What would your computer guy say to you if you had 6 programs running simultaneously and you shut off your computer? He would say thank you because you would be doing damage to your computer which means more work for him and orthodontia for his daughter. Every one that has ever used a PC knows that we need to shut down each open program, one at a time before saying good night to our beloved PCs. Have you ever noticed the similarities between the human brain and the personal computer; no coincidence since the PC is a creation of the human mind.
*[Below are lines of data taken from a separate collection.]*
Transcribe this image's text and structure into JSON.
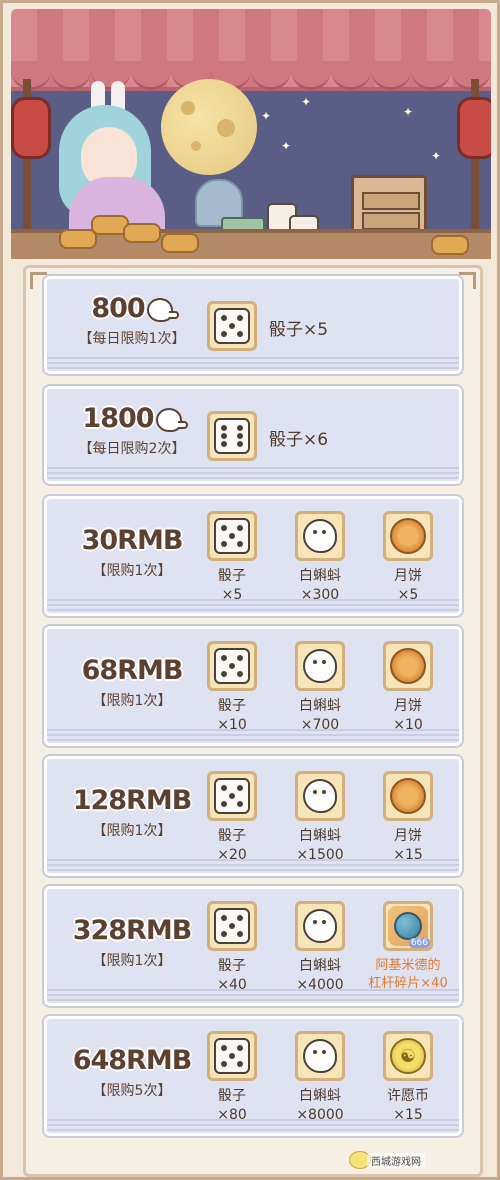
{
  "colors": {
    "price_text": "#5c4030",
    "card_bg": "#dfe3f1",
    "item_bg": "#f7e4b9",
    "special_label": "#e07a2e",
    "curtain": "#cf7880",
    "night_sky": "#5a5d86"
  },
  "offers": [
    {
      "price": "800",
      "price_icon": "tadpole-currency-icon",
      "limit": "【每日限购1次】",
      "rewards": [
        {
          "icon": "dice-icon",
          "label": "骰子×5"
        }
      ]
    },
    {
      "price": "1800",
      "price_icon": "tadpole-currency-icon",
      "limit": "【每日限购2次】",
      "rewards": [
        {
          "icon": "dice-icon",
          "label": "骰子×6"
        }
      ]
    },
    {
      "price": "30RMB",
      "limit": "【限购1次】",
      "rewards": [
        {
          "icon": "dice-icon",
          "name": "骰子",
          "qty": "×5"
        },
        {
          "icon": "tadpole-icon",
          "name": "白蝌蚪",
          "qty": "×300"
        },
        {
          "icon": "mooncake-icon",
          "name": "月饼",
          "qty": "×5"
        }
      ]
    },
    {
      "price": "68RMB",
      "limit": "【限购1次】",
      "rewards": [
        {
          "icon": "dice-icon",
          "name": "骰子",
          "qty": "×10"
        },
        {
          "icon": "tadpole-icon",
          "name": "白蝌蚪",
          "qty": "×700"
        },
        {
          "icon": "mooncake-icon",
          "name": "月饼",
          "qty": "×10"
        }
      ]
    },
    {
      "price": "128RMB",
      "limit": "【限购1次】",
      "rewards": [
        {
          "icon": "dice-icon",
          "name": "骰子",
          "qty": "×20"
        },
        {
          "icon": "tadpole-icon",
          "name": "白蝌蚪",
          "qty": "×1500"
        },
        {
          "icon": "mooncake-icon",
          "name": "月饼",
          "qty": "×15"
        }
      ]
    },
    {
      "price": "328RMB",
      "limit": "【限购1次】",
      "rewards": [
        {
          "icon": "dice-icon",
          "name": "骰子",
          "qty": "×40"
        },
        {
          "icon": "tadpole-icon",
          "name": "白蝌蚪",
          "qty": "×4000"
        },
        {
          "icon": "archimedes-lever-fragment-icon",
          "name": "阿基米德的",
          "qty": "杠杆碎片×40",
          "badge": "666",
          "special": true
        }
      ]
    },
    {
      "price": "648RMB",
      "limit": "【限购5次】",
      "rewards": [
        {
          "icon": "dice-icon",
          "name": "骰子",
          "qty": "×80"
        },
        {
          "icon": "tadpole-icon",
          "name": "白蝌蚪",
          "qty": "×8000"
        },
        {
          "icon": "wish-coin-icon",
          "name": "许愿币",
          "qty": "×15"
        }
      ]
    }
  ],
  "watermark": "西城游戏网"
}
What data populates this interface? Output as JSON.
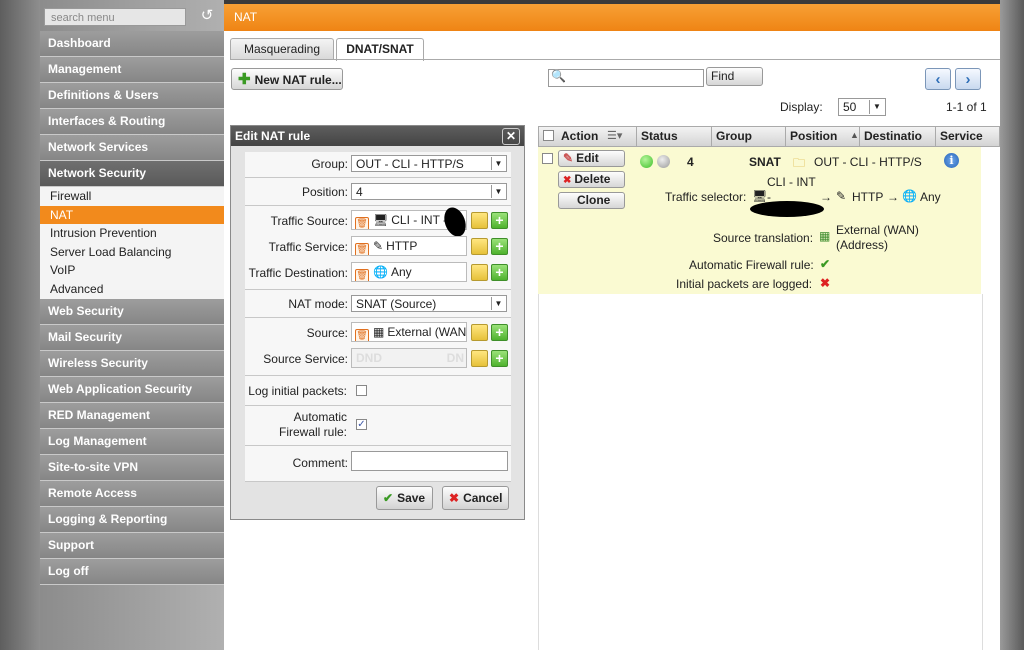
{
  "sidebar": {
    "search_placeholder": "search menu",
    "items": [
      {
        "label": "Dashboard"
      },
      {
        "label": "Management"
      },
      {
        "label": "Definitions & Users"
      },
      {
        "label": "Interfaces & Routing"
      },
      {
        "label": "Network Services"
      },
      {
        "label": "Network Security",
        "active": true
      }
    ],
    "subitems": [
      {
        "label": "Firewall"
      },
      {
        "label": "NAT",
        "active": true
      },
      {
        "label": "Intrusion Prevention"
      },
      {
        "label": "Server Load Balancing"
      },
      {
        "label": "VoIP"
      },
      {
        "label": "Advanced"
      }
    ],
    "items_after": [
      {
        "label": "Web Security"
      },
      {
        "label": "Mail Security"
      },
      {
        "label": "Wireless Security"
      },
      {
        "label": "Web Application Security"
      },
      {
        "label": "RED Management"
      },
      {
        "label": "Log Management"
      },
      {
        "label": "Site-to-site VPN"
      },
      {
        "label": "Remote Access"
      },
      {
        "label": "Logging & Reporting"
      },
      {
        "label": "Support"
      },
      {
        "label": "Log off"
      }
    ]
  },
  "header": {
    "title": "NAT"
  },
  "tabs": [
    {
      "label": "Masquerading",
      "active": false
    },
    {
      "label": "DNAT/SNAT",
      "active": true
    }
  ],
  "toolbar": {
    "new_rule_label": "New NAT rule...",
    "find_label": "Find",
    "display_label": "Display:",
    "display_value": "50",
    "pager_text": "1-1 of 1"
  },
  "dialog": {
    "title": "Edit NAT rule",
    "close_glyph": "✕",
    "fields": {
      "group_label": "Group:",
      "group_value": "OUT - CLI - HTTP/S",
      "position_label": "Position:",
      "position_value": "4",
      "traffic_source_label": "Traffic Source:",
      "traffic_source_value": "CLI - INT -",
      "traffic_service_label": "Traffic Service:",
      "traffic_service_value": "HTTP",
      "traffic_destination_label": "Traffic Destination:",
      "traffic_destination_value": "Any",
      "nat_mode_label": "NAT mode:",
      "nat_mode_value": "SNAT (Source)",
      "source_label": "Source:",
      "source_value": "External (WAN",
      "source_service_label": "Source Service:",
      "source_service_placeholder": "DND",
      "source_service_placeholder_right": "DN",
      "log_label": "Log initial packets:",
      "log_checked": false,
      "auto_fw_label_1": "Automatic",
      "auto_fw_label_2": "Firewall rule:",
      "auto_fw_checked": true,
      "comment_label": "Comment:",
      "comment_value": ""
    },
    "save_label": "Save",
    "cancel_label": "Cancel"
  },
  "table": {
    "columns": [
      "Action",
      "Status",
      "Group",
      "Position",
      "Destinatio",
      "Service"
    ],
    "row": {
      "edit_label": "Edit",
      "delete_label": "Delete",
      "clone_label": "Clone",
      "position": "4",
      "mode": "SNAT",
      "group": "OUT - CLI - HTTP/S",
      "name": "CLI - INT",
      "traffic_selector_label": "Traffic selector:",
      "traffic_selector_source": "-",
      "traffic_selector_service": "HTTP",
      "traffic_selector_dest": "Any",
      "arrow": "→",
      "source_translation_label": "Source translation:",
      "source_translation_value_1": "External (WAN)",
      "source_translation_value_2": "(Address)",
      "auto_fw_label": "Automatic Firewall rule:",
      "auto_fw_glyph": "✔",
      "log_label": "Initial packets are logged:",
      "log_glyph": "✖"
    }
  },
  "colors": {
    "accent": "#f28a1c",
    "row_highlight": "#fafad2",
    "status_on": "#3fbf2a"
  }
}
Our efficiency and accuracy in performing tasks runs parallel to our sense of wakefulness which peaks soon after awakening and gradually degrades as the day progresses until evening time when we become sleepy and the cycle starts anew. While feeling sleepy is something with which everyone can identify, diminished executive functioning (our ability to identify and fulfill tasks) is not as obvious. Never the less our executive functioning diminishes as the day progresses being the first brain function to decline when we are sleep deprived or drowsy. To prove this point, a major review conducted in 1996 suggested that the oil spill of the Exxon Valdez, the space shuttle Challenger disaster, the nuclear accident at Chernobyl (costing over 4,000 lives) and the near nuclear accidents at the Three Mile Island and Peach Bottom reactors were all associated with sleep deprivation of the people involved. Sleepy driving causes as many car crashes as driving under the influence.
During the course of our hectic days we too have a whole host of open programs in our brains, which is as it should be when we need to execute tasks and move our agendas forward. Just like our personal computers, our brains cannot go from having 6 open programs to off without some adverse consequences when we go to re-open these same programs tomorrow. In order for sleep to fulfill its restorative function we must get both the proper quantity and quality of sleep. People that work right up until the time that they fall asleep are deluded if they think this increases their productivity; however this habit actually decreases productivity due to their inefficiency and error of performing tasks while drowsy. Just like with our computers, we need to start shutting down our open programs, one at a time, starting well before sleep time. Time management, as it relates to human performance and productivity is not a zero sum game. The 90 minutes we spend “chilling” before we sleep is not 90 minutes of work lost; it is actually a pre-requisite for restoring our ability to function “executively” the next day.
My message is, shut down your open programs and chill out for a while before trying to go to sleep tonight; it may just prevent a disaster from happening tomorrow.
Mitchell R. Weisberg, MD, MP